#### Directions
Reproduce the records below exactly as they appear, omitting any pictures they contain.

Page and application data records:

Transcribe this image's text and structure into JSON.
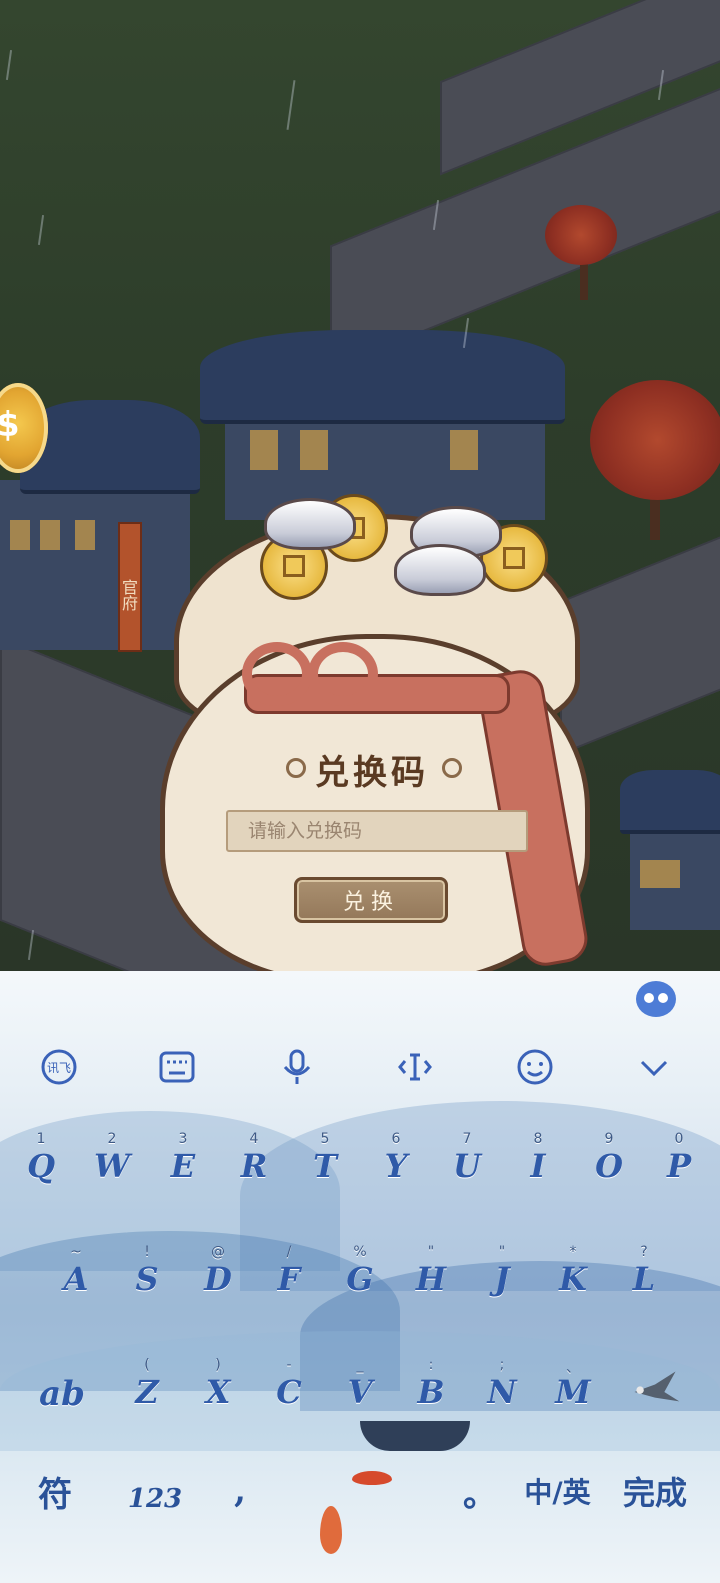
{
  "game": {
    "government_sign": "官府",
    "redeem": {
      "title": "兑换码",
      "input_placeholder": "请输入兑换码",
      "button_label": "兑换"
    }
  },
  "keyboard": {
    "toolbar": [
      "voice-input-icon",
      "keyboard-layout-icon",
      "microphone-icon",
      "cursor-icon",
      "emoji-icon",
      "collapse-icon"
    ],
    "row1": [
      {
        "label": "Q",
        "hint": "1"
      },
      {
        "label": "W",
        "hint": "2"
      },
      {
        "label": "E",
        "hint": "3"
      },
      {
        "label": "R",
        "hint": "4"
      },
      {
        "label": "T",
        "hint": "5"
      },
      {
        "label": "Y",
        "hint": "6"
      },
      {
        "label": "U",
        "hint": "7"
      },
      {
        "label": "I",
        "hint": "8"
      },
      {
        "label": "O",
        "hint": "9"
      },
      {
        "label": "P",
        "hint": "0"
      }
    ],
    "row2": [
      {
        "label": "A",
        "hint": "~"
      },
      {
        "label": "S",
        "hint": "!"
      },
      {
        "label": "D",
        "hint": "@"
      },
      {
        "label": "F",
        "hint": "/"
      },
      {
        "label": "G",
        "hint": "%"
      },
      {
        "label": "H",
        "hint": "\""
      },
      {
        "label": "J",
        "hint": "\""
      },
      {
        "label": "K",
        "hint": "*"
      },
      {
        "label": "L",
        "hint": "?"
      }
    ],
    "row3": [
      {
        "label": "Z",
        "hint": "("
      },
      {
        "label": "X",
        "hint": ")"
      },
      {
        "label": "C",
        "hint": "-"
      },
      {
        "label": "V",
        "hint": "_"
      },
      {
        "label": "B",
        "hint": ":"
      },
      {
        "label": "N",
        "hint": ";"
      },
      {
        "label": "M",
        "hint": "、"
      }
    ],
    "case_key": "ab",
    "symbol_key": "符",
    "number_key": "123",
    "comma_key": ",",
    "period_key": "。",
    "lang_key": "中/英",
    "done_key": "完成"
  }
}
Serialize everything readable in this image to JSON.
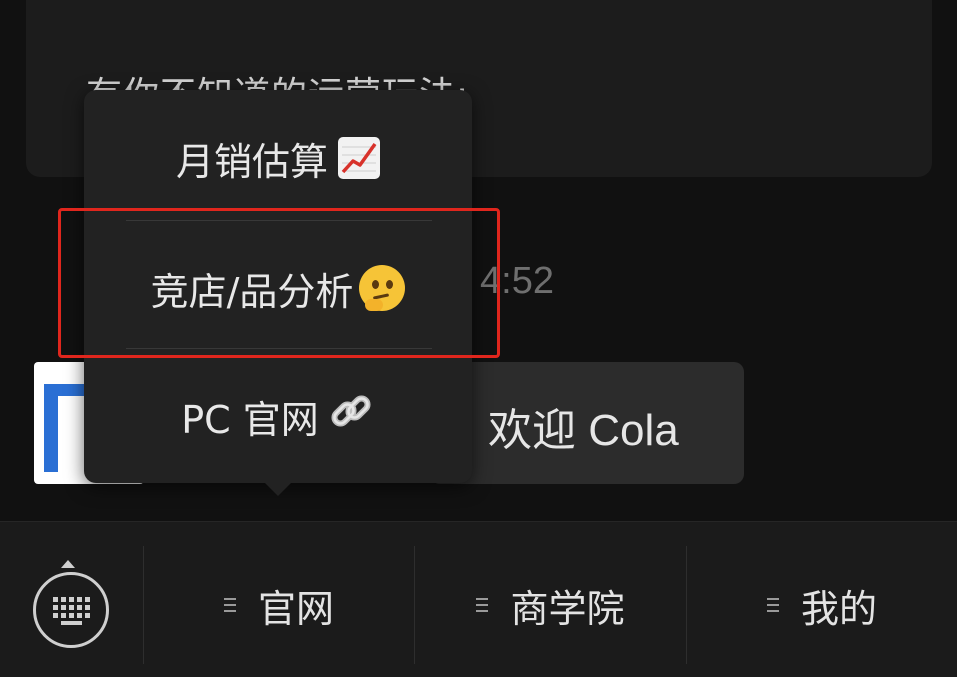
{
  "chat": {
    "top_message_text": "有你不知道的运营玩法:",
    "timestamp": "4:52",
    "welcome_message": "欢迎 Cola"
  },
  "popup_menu": {
    "items": [
      {
        "label": "月销估算",
        "icon": "chart-increasing-emoji"
      },
      {
        "label": "竞店/品分析",
        "icon": "thinking-face-emoji"
      },
      {
        "label": "PC 官网",
        "icon": "link-emoji"
      }
    ],
    "highlighted_index": 1,
    "highlight_color": "#e0261d"
  },
  "bottom_bar": {
    "keyboard_toggle_icon": "keyboard-icon",
    "tabs": [
      {
        "label": "官网",
        "icon": "menu-lines-icon"
      },
      {
        "label": "商学院",
        "icon": "menu-lines-icon"
      },
      {
        "label": "我的",
        "icon": "menu-lines-icon"
      }
    ]
  },
  "colors": {
    "background": "#111111",
    "popup_background": "#222222",
    "bubble_background": "#2c2c2c",
    "avatar_logo_blue": "#2a6fd4"
  }
}
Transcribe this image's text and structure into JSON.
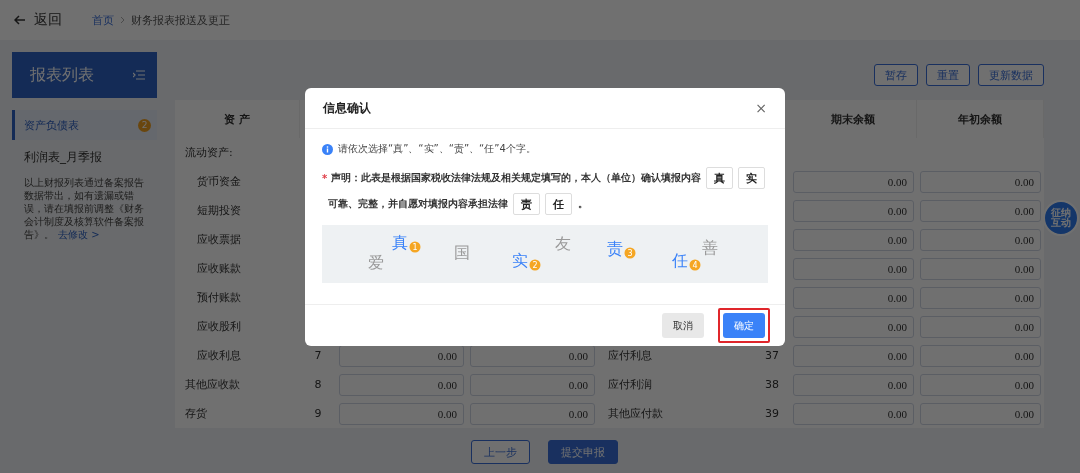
{
  "header": {
    "back": "返回",
    "breadcrumb": [
      {
        "label": "首页",
        "link": true
      },
      {
        "label": "财务报表报送及更正",
        "link": false
      }
    ]
  },
  "sidebar": {
    "title": "报表列表",
    "items": [
      {
        "label": "资产负债表",
        "selected": true,
        "badge": "2"
      },
      {
        "label": "利润表_月季报",
        "selected": false
      }
    ],
    "note": {
      "text": "以上财报列表通过备案报告数据带出，如有遗漏或错误，请在填报前调整《财务会计制度及核算软件备案报告》。",
      "link": "去修改 >"
    }
  },
  "toolbar": [
    "暂存",
    "重置",
    "更新数据"
  ],
  "table": {
    "asset_header": "资 产",
    "liability_headers": [
      "期末余额",
      "年初余额"
    ],
    "rows": [
      {
        "asset": {
          "label": "流动资产:",
          "indented": false
        },
        "liability": {}
      },
      {
        "asset": {
          "label": "货币资金",
          "indented": true
        },
        "liability": {
          "end": "0.00",
          "begin": "0.00"
        }
      },
      {
        "asset": {
          "label": "短期投资",
          "indented": true
        },
        "liability": {
          "end": "0.00",
          "begin": "0.00"
        }
      },
      {
        "asset": {
          "label": "应收票据",
          "indented": true
        },
        "liability": {
          "end": "0.00",
          "begin": "0.00"
        }
      },
      {
        "asset": {
          "label": "应收账款",
          "indented": true
        },
        "liability": {
          "end": "0.00",
          "begin": "0.00"
        }
      },
      {
        "asset": {
          "label": "预付账款",
          "indented": true
        },
        "liability": {
          "end": "0.00",
          "begin": "0.00"
        }
      },
      {
        "asset": {
          "label": "应收股利",
          "indented": true
        },
        "liability": {
          "end": "0.00",
          "begin": "0.00"
        }
      },
      {
        "asset": {
          "label": "应收利息",
          "indented": true,
          "line": "7",
          "end": "0.00",
          "begin": "0.00"
        },
        "liability": {
          "label": "应付利息",
          "line": "37",
          "end": "0.00",
          "begin": "0.00"
        }
      },
      {
        "asset": {
          "label": "其他应收款",
          "indented": false,
          "line": "8",
          "end": "0.00",
          "begin": "0.00"
        },
        "liability": {
          "label": "应付利润",
          "line": "38",
          "end": "0.00",
          "begin": "0.00"
        }
      },
      {
        "asset": {
          "label": "存货",
          "indented": false,
          "line": "9",
          "end": "0.00",
          "begin": "0.00"
        },
        "liability": {
          "label": "其他应付款",
          "line": "39",
          "end": "0.00",
          "begin": "0.00"
        }
      }
    ]
  },
  "footer_buttons": [
    {
      "label": "上一步",
      "primary": false
    },
    {
      "label": "提交申报",
      "primary": true
    }
  ],
  "assistant": {
    "label": "征纳互动"
  },
  "dialog": {
    "title": "信息确认",
    "close": "×",
    "info": "请依次选择“真”、“实”、“责”、“任”4个字。",
    "statement": {
      "required_mark": "*",
      "line1": "声明：此表是根据国家税收法律法规及相关规定填写的，本人（单位）确认填报内容",
      "boxes1": [
        "真",
        "实"
      ],
      "line2": "可靠、完整，并自愿对填报内容承担法律",
      "boxes2": [
        "责",
        "任"
      ],
      "end": "。"
    },
    "captcha": [
      {
        "char": "真",
        "selected": true,
        "order": "1"
      },
      {
        "char": "爱",
        "selected": false
      },
      {
        "char": "国",
        "selected": false
      },
      {
        "char": "实",
        "selected": true,
        "order": "2"
      },
      {
        "char": "友",
        "selected": false
      },
      {
        "char": "责",
        "selected": true,
        "order": "3"
      },
      {
        "char": "任",
        "selected": true,
        "order": "4"
      },
      {
        "char": "善",
        "selected": false
      }
    ],
    "buttons": [
      {
        "label": "取消",
        "primary": false,
        "highlighted": false
      },
      {
        "label": "确定",
        "primary": true,
        "highlighted": true
      }
    ]
  }
}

#### Response to the task
Transcribe this image's text and structure into JSON.
{
  "game": {
    "government_sign": "官府",
    "redeem": {
      "title": "兑换码",
      "input_placeholder": "请输入兑换码",
      "button_label": "兑换"
    }
  },
  "keyboard": {
    "toolbar": [
      "voice-input-icon",
      "keyboard-layout-icon",
      "microphone-icon",
      "cursor-icon",
      "emoji-icon",
      "collapse-icon"
    ],
    "row1": [
      {
        "label": "Q",
        "hint": "1"
      },
      {
        "label": "W",
        "hint": "2"
      },
      {
        "label": "E",
        "hint": "3"
      },
      {
        "label": "R",
        "hint": "4"
      },
      {
        "label": "T",
        "hint": "5"
      },
      {
        "label": "Y",
        "hint": "6"
      },
      {
        "label": "U",
        "hint": "7"
      },
      {
        "label": "I",
        "hint": "8"
      },
      {
        "label": "O",
        "hint": "9"
      },
      {
        "label": "P",
        "hint": "0"
      }
    ],
    "row2": [
      {
        "label": "A",
        "hint": "~"
      },
      {
        "label": "S",
        "hint": "!"
      },
      {
        "label": "D",
        "hint": "@"
      },
      {
        "label": "F",
        "hint": "/"
      },
      {
        "label": "G",
        "hint": "%"
      },
      {
        "label": "H",
        "hint": "\""
      },
      {
        "label": "J",
        "hint": "\""
      },
      {
        "label": "K",
        "hint": "*"
      },
      {
        "label": "L",
        "hint": "?"
      }
    ],
    "row3": [
      {
        "label": "Z",
        "hint": "("
      },
      {
        "label": "X",
        "hint": ")"
      },
      {
        "label": "C",
        "hint": "-"
      },
      {
        "label": "V",
        "hint": "_"
      },
      {
        "label": "B",
        "hint": ":"
      },
      {
        "label": "N",
        "hint": ";"
      },
      {
        "label": "M",
        "hint": "、"
      }
    ],
    "case_key": "ab",
    "symbol_key": "符",
    "number_key": "123",
    "comma_key": ",",
    "period_key": "。",
    "lang_key": "中/英",
    "done_key": "完成"
  }
}
Serialize everything readable in this image to JSON.
{
  "chat": {
    "top_message_text": "有你不知道的运营玩法:",
    "timestamp": "4:52",
    "welcome_message": "欢迎 Cola"
  },
  "popup_menu": {
    "items": [
      {
        "label": "月销估算",
        "icon": "chart-increasing-emoji"
      },
      {
        "label": "竞店/品分析",
        "icon": "thinking-face-emoji"
      },
      {
        "label": "PC 官网",
        "icon": "link-emoji"
      }
    ],
    "highlighted_index": 1,
    "highlight_color": "#e0261d"
  },
  "bottom_bar": {
    "keyboard_toggle_icon": "keyboard-icon",
    "tabs": [
      {
        "label": "官网",
        "icon": "menu-lines-icon"
      },
      {
        "label": "商学院",
        "icon": "menu-lines-icon"
      },
      {
        "label": "我的",
        "icon": "menu-lines-icon"
      }
    ]
  },
  "colors": {
    "background": "#111111",
    "popup_background": "#222222",
    "bubble_background": "#2c2c2c",
    "avatar_logo_blue": "#2a6fd4"
  }
}
Transcribe this image's text and structure into JSON.
{
  "header": {
    "back": "返回",
    "breadcrumb": [
      {
        "label": "首页",
        "link": true
      },
      {
        "label": "财务报表报送及更正",
        "link": false
      }
    ]
  },
  "sidebar": {
    "title": "报表列表",
    "items": [
      {
        "label": "资产负债表",
        "selected": true,
        "badge": "2"
      },
      {
        "label": "利润表_月季报",
        "selected": false
      }
    ],
    "note": {
      "text": "以上财报列表通过备案报告数据带出，如有遗漏或错误，请在填报前调整《财务会计制度及核算软件备案报告》。",
      "link": "去修改 >"
    }
  },
  "toolbar": [
    "暂存",
    "重置",
    "更新数据"
  ],
  "table": {
    "asset_header": "资 产",
    "liability_headers": [
      "期末余额",
      "年初余额"
    ],
    "rows": [
      {
        "asset": {
          "label": "流动资产:",
          "indented": false
        },
        "liability": {}
      },
      {
        "asset": {
          "label": "货币资金",
          "indented": true
        },
        "liability": {
          "end": "0.00",
          "begin": "0.00"
        }
      },
      {
        "asset": {
          "label": "短期投资",
          "indented": true
        },
        "liability": {
          "end": "0.00",
          "begin": "0.00"
        }
      },
      {
        "asset": {
          "label": "应收票据",
          "indented": true
        },
        "liability": {
          "end": "0.00",
          "begin": "0.00"
        }
      },
      {
        "asset": {
          "label": "应收账款",
          "indented": true
        },
        "liability": {
          "end": "0.00",
          "begin": "0.00"
        }
      },
      {
        "asset": {
          "label": "预付账款",
          "indented": true
        },
        "liability": {
          "end": "0.00",
          "begin": "0.00"
        }
      },
      {
        "asset": {
          "label": "应收股利",
          "indented": true
        },
        "liability": {
          "end": "0.00",
          "begin": "0.00"
        }
      },
      {
        "asset": {
          "label": "应收利息",
          "indented": true,
          "line": "7",
          "end": "0.00",
          "begin": "0.00"
        },
        "liability": {
          "label": "应付利息",
          "line": "37",
          "end": "0.00",
          "begin": "0.00"
        }
      },
      {
        "asset": {
          "label": "其他应收款",
          "indented": false,
          "line": "8",
          "end": "0.00",
          "begin": "0.00"
        },
        "liability": {
          "label": "应付利润",
          "line": "38",
          "end": "0.00",
          "begin": "0.00"
        }
      },
      {
        "asset": {
          "label": "存货",
          "indented": false,
          "line": "9",
          "end": "0.00",
          "begin": "0.00"
        },
        "liability": {
          "label": "其他应付款",
          "line": "39",
          "end": "0.00",
          "begin": "0.00"
        }
      }
    ]
  },
  "footer_buttons": [
    {
      "label": "上一步",
      "primary": false
    },
    {
      "label": "提交申报",
      "primary": true
    }
  ],
  "assistant": {
    "label": "征纳互动"
  },
  "dialog": {
    "title": "信息确认",
    "close": "×",
    "info": "请依次选择“真”、“实”、“责”、“任”4个字。",
    "statement": {
      "required_mark": "*",
      "line1": "声明：此表是根据国家税收法律法规及相关规定填写的，本人（单位）确认填报内容",
      "boxes1": [
        "真",
        "实"
      ],
      "line2": "可靠、完整，并自愿对填报内容承担法律",
      "boxes2": [
        "责",
        "任"
      ],
      "end": "。"
    },
    "captcha": [
      {
        "char": "真",
        "selected": true,
        "order": "1"
      },
      {
        "char": "爱",
        "selected": false
      },
      {
        "char": "国",
        "selected": false
      },
      {
        "char": "实",
        "selected": true,
        "order": "2"
      },
      {
        "char": "友",
        "selected": false
      },
      {
        "char": "责",
        "selected": true,
        "order": "3"
      },
      {
        "char": "任",
        "selected": true,
        "order": "4"
      },
      {
        "char": "善",
        "selected": false
      }
    ],
    "buttons": [
      {
        "label": "取消",
        "primary": false,
        "highlighted": false
      },
      {
        "label": "确定",
        "primary": true,
        "highlighted": true
      }
    ]
  }
}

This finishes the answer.